Rochel shares, “We’ve heard really incredible stories of kids who were embarrassed by their special needs sibling. They wanted to have friends over, but they weren’t sure how their sibling would behave. The ‘cool’ teen comes to visit that sibling and suddenly it helps validate that their sibling isn’t weird.”
She adds: “If people can get to know each other and be comfortable in our very warm, friendly environment, then when they leave, they bring that environment with them. We want to help people realize that we all have so much in common. We just get stymied by the idiosyncrasies we have. These become nonstarters in forming connections because we get hung up on the little things.”
Friendship Circle has seen positive outcomes for both teen friends and friends with special needs. A big indicator of success in these matches is an increase in confidence. Says Rochel, “They might choose to include the child sitting alone on the bench of the playground or model social cues of their teen friends when asking for something they want. We’ve had special needs kids pursue different sports or interests because their teen friend likes these hobbies. The matches open their horizons in a way that all the therapists or parents in the world couldn’t replicate. It’s beautiful to watch and it’s awesome to be part of.”
In addition to offering 1:1 appointments for teens and their buddies, the Fun Zone will host educational groups and provide a membership option for families so they can drop in anytime. Rochel notes the value of programming for parents as they process the evolving challenges of raising a child with special needs:
The Leon Levine Foundation’s $75,000 investment in the Fun Zone campaign, which has raised $1.6M to date, is tied to our Jewish Values mission area. “Judaism teaches us that the only path to happiness is by forgetting about ourselves and focusing on someone else,” remarks Bentzion. “What better way to address the mental health crisis than by helping teens focus on helping someone else?”
Bentzion concludes: “We believe that every human being was created on purpose with unique potential and a mission only they can accomplish; no two are alike.

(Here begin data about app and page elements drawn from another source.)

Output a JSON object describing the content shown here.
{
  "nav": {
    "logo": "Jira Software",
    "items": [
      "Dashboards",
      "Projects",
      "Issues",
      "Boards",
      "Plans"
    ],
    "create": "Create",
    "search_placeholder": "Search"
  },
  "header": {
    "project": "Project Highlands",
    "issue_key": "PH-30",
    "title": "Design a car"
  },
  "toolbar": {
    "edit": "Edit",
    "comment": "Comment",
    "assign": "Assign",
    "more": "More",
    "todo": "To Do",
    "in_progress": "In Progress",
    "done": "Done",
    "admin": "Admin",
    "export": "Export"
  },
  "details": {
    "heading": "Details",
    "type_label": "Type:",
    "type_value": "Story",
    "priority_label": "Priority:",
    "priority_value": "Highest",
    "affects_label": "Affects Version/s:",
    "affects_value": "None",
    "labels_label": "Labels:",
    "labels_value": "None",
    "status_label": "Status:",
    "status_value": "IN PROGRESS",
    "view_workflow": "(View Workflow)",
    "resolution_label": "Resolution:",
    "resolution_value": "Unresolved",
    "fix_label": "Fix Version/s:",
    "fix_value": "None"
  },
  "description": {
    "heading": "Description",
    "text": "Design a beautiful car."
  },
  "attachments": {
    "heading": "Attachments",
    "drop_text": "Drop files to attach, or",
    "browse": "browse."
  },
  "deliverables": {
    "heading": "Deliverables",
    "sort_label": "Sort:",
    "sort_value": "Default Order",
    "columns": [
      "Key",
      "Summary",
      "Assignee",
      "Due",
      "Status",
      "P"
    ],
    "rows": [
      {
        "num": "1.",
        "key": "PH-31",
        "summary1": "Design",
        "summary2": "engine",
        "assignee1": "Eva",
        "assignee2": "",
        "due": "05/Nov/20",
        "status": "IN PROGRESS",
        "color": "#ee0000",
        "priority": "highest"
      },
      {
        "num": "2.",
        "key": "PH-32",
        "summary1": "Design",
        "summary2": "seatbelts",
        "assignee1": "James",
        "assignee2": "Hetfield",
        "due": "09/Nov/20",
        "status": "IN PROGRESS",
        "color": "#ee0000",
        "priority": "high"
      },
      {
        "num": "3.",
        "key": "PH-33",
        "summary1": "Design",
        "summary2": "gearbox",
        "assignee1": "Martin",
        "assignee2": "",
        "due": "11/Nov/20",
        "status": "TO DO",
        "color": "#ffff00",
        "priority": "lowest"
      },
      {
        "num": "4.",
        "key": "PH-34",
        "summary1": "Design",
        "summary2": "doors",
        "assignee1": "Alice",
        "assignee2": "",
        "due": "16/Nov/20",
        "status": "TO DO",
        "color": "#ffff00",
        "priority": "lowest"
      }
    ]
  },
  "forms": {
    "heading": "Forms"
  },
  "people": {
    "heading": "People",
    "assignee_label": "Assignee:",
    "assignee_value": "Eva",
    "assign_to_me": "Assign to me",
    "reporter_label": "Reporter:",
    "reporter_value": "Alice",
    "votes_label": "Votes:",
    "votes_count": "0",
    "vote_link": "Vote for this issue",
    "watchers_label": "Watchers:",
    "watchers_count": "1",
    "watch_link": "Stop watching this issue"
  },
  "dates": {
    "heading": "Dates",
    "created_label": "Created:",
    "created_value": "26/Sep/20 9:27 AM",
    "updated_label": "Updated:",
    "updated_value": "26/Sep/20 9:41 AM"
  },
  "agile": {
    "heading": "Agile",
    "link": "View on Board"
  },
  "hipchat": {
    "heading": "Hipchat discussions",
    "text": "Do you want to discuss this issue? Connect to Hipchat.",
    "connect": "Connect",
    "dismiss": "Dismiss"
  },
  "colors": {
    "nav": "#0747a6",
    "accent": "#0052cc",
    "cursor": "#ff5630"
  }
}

The best teachers of that mission are individuals with special needs. They’re able to teach us how to be authentically us as we make the world a better place.”